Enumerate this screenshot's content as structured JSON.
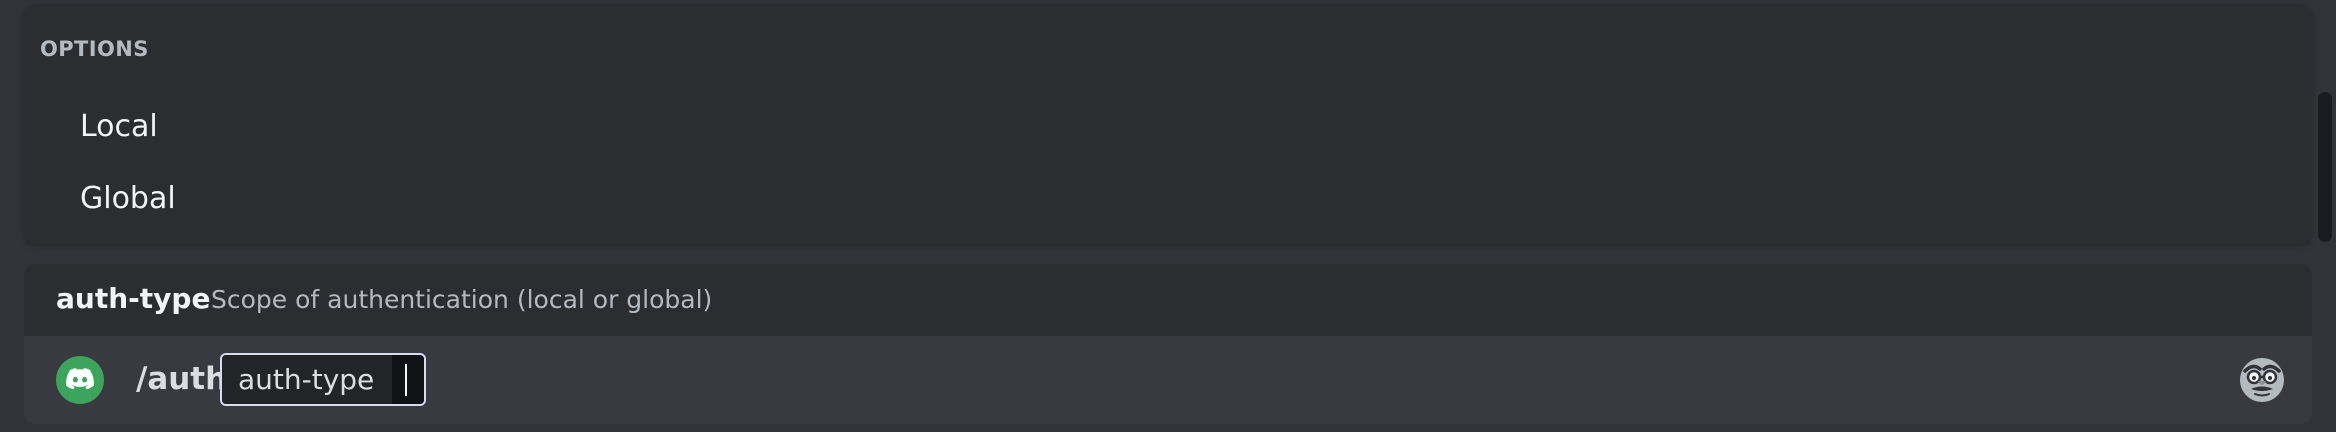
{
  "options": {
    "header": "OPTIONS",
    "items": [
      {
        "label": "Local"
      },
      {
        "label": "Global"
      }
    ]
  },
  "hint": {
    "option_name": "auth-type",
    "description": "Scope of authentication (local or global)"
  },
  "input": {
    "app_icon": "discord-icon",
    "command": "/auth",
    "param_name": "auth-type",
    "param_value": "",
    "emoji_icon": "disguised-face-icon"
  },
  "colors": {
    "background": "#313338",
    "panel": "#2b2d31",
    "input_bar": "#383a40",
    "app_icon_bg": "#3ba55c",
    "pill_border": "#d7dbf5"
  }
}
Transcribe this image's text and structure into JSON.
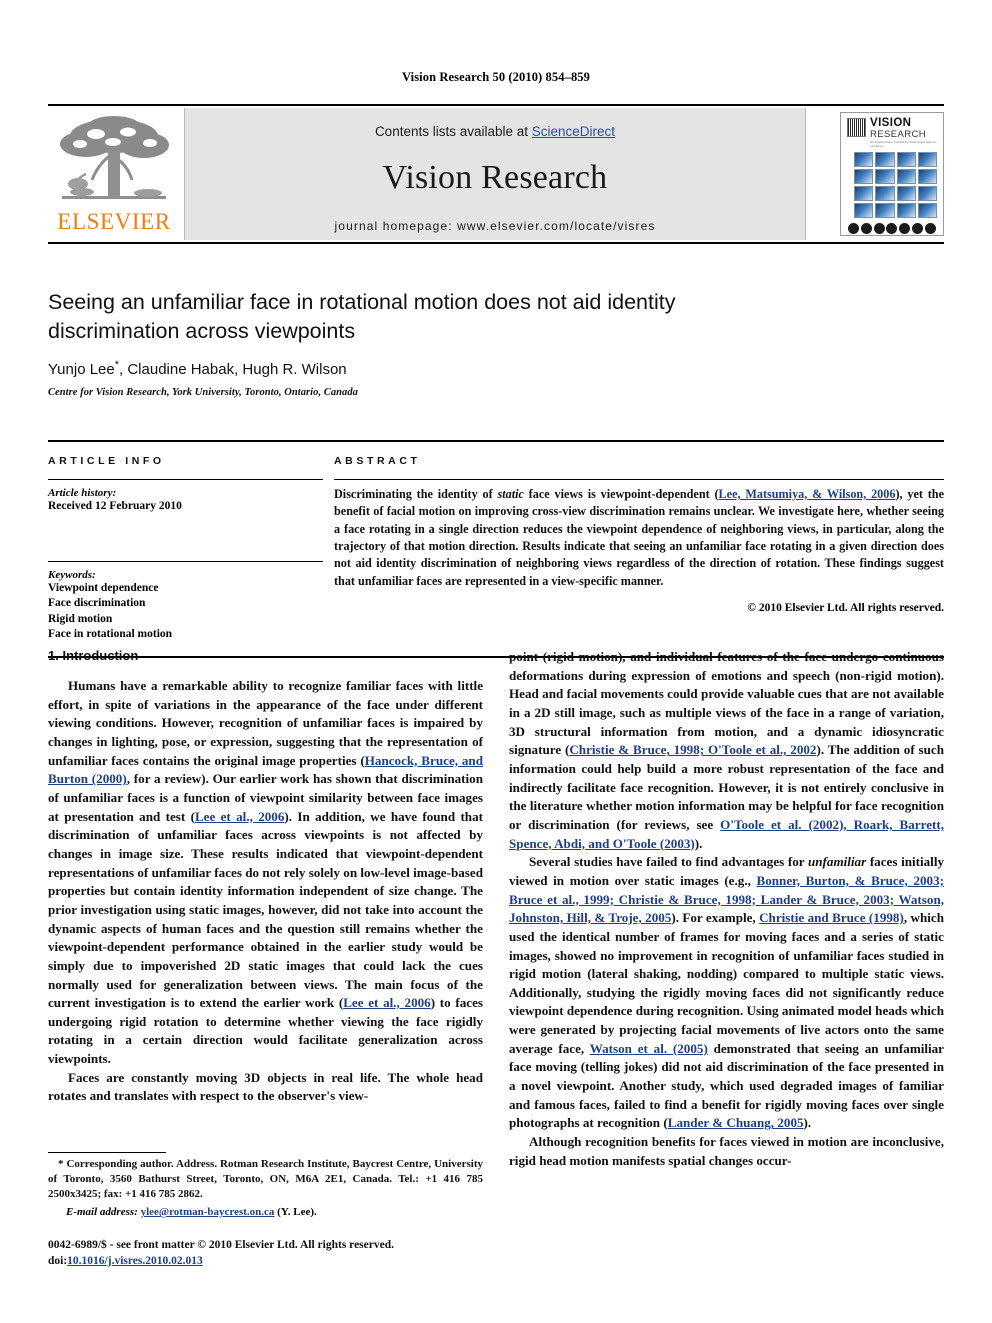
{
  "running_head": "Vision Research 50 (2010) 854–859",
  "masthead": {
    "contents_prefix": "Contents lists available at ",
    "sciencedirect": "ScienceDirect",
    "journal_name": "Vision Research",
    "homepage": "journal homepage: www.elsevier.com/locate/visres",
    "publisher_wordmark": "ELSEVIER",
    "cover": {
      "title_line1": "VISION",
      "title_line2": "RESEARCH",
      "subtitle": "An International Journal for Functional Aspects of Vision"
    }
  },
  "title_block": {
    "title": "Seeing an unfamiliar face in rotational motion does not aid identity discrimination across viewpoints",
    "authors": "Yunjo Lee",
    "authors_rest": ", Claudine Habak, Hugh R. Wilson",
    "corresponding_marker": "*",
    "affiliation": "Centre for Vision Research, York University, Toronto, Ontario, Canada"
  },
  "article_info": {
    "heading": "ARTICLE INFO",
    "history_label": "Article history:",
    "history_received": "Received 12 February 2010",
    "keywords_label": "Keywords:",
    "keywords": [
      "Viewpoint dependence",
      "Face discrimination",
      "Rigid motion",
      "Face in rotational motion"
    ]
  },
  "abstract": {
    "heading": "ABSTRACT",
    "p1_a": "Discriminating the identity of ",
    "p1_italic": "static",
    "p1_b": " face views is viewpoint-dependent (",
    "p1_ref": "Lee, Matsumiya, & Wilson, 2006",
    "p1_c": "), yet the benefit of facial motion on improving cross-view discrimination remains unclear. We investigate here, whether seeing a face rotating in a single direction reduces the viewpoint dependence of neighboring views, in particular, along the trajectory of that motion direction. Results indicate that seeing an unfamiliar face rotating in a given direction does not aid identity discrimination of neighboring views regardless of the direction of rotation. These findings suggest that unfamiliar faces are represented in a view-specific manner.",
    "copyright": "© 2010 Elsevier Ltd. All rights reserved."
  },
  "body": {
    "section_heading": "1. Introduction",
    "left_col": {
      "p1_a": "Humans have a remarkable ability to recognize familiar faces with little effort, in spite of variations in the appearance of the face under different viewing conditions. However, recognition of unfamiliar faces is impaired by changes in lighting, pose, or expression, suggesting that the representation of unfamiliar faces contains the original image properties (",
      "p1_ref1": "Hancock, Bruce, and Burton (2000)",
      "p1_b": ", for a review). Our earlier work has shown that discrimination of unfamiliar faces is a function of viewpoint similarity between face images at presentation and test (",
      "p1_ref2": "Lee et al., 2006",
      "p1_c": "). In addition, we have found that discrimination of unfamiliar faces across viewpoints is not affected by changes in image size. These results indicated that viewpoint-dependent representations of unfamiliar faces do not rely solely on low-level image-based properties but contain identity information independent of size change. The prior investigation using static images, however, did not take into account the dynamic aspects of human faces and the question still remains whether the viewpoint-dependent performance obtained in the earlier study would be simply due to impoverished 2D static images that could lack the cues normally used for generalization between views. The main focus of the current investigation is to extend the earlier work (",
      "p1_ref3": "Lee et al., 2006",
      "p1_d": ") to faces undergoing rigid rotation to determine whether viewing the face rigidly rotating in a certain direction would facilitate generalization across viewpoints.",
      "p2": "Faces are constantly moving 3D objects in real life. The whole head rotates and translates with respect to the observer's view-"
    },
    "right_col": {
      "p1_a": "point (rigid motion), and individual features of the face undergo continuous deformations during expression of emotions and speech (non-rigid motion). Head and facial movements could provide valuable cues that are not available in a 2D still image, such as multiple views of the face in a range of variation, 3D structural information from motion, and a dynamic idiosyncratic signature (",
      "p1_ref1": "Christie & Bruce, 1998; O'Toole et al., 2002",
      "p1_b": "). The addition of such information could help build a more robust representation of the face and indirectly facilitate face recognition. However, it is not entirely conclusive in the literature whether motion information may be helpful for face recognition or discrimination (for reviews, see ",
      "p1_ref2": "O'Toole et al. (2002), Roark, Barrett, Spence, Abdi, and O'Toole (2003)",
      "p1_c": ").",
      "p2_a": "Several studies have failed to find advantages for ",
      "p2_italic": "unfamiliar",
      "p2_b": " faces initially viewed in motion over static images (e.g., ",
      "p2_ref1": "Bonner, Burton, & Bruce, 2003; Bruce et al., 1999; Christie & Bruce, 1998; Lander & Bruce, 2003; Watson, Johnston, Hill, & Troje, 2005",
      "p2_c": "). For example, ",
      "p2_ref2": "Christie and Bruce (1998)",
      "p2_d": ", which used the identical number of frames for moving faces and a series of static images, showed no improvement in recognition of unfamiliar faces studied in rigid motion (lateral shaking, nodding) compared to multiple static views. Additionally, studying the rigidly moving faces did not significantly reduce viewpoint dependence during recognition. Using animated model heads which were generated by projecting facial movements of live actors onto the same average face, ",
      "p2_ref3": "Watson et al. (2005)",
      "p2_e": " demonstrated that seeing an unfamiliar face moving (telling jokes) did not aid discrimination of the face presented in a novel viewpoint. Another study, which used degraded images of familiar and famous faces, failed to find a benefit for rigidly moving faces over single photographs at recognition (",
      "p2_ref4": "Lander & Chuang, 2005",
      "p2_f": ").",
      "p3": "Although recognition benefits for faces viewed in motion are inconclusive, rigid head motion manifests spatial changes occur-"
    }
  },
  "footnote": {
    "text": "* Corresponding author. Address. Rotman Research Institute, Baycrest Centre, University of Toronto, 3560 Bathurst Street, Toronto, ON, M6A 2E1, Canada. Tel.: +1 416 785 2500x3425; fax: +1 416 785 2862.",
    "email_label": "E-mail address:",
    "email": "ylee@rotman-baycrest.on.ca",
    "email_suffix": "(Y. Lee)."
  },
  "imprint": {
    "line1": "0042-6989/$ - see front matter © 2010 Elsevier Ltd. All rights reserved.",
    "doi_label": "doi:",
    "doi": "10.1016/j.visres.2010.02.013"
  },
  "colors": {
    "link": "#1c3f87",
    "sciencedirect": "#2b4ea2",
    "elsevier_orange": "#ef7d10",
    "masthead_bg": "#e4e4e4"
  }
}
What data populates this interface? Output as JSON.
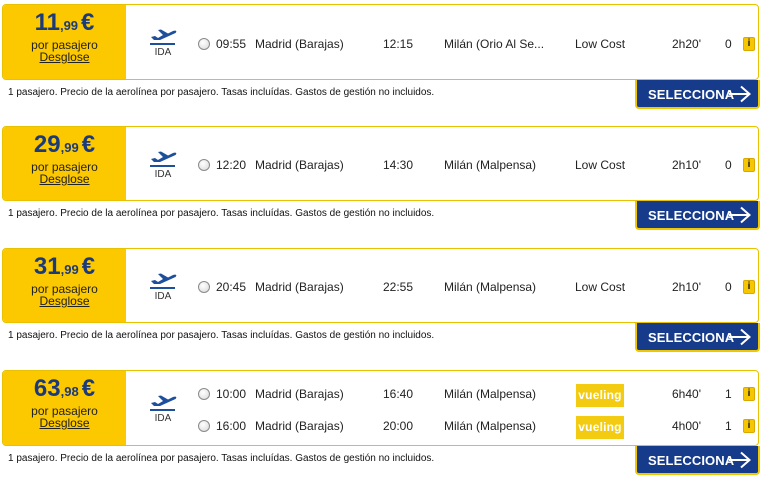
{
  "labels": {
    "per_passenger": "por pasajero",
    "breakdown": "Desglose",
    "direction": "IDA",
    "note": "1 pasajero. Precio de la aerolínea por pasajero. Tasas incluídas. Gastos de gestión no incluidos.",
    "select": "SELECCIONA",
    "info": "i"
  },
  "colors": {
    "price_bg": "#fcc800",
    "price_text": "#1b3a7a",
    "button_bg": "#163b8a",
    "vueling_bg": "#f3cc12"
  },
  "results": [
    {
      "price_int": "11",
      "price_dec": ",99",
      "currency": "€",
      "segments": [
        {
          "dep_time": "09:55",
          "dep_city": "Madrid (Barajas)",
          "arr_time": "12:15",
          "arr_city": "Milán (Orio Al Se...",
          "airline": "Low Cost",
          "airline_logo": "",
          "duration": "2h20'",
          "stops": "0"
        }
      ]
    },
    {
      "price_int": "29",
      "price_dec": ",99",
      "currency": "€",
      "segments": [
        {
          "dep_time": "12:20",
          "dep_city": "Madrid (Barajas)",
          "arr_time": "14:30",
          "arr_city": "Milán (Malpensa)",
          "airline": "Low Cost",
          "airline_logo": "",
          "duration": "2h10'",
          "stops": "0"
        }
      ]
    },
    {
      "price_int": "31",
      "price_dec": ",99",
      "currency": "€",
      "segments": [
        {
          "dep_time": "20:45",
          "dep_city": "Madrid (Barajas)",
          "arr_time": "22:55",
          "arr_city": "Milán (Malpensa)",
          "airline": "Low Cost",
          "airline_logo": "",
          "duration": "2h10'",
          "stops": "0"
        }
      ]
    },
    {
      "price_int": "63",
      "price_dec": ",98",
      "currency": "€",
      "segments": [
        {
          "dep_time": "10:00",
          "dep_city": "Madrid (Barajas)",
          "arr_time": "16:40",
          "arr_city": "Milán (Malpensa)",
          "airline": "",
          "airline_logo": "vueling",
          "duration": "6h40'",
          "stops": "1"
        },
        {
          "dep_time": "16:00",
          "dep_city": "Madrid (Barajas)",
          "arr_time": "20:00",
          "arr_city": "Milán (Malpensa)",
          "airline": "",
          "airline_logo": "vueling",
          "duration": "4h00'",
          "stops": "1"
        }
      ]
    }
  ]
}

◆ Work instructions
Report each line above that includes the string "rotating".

◆ Answer for this exercise
    "p1_c": "), yet the benefit of facial motion on improving cross-view discrimination remains unclear. We investigate here, whether seeing a face rotating in a single direction reduces the viewpoint dependence of neighboring views, in particular, along the trajectory of that motion direction. Results indicate that seeing an unfamiliar face rotating in a given direction does not aid identity discrimination of neighboring views regardless of the direction of rotation. These findings suggest that unfamiliar faces are represented in a view-specific manner.",
      "p1_d": ") to faces undergoing rigid rotation to determine whether viewing the face rigidly rotating in a certain direction would facilitate generalization across viewpoints.",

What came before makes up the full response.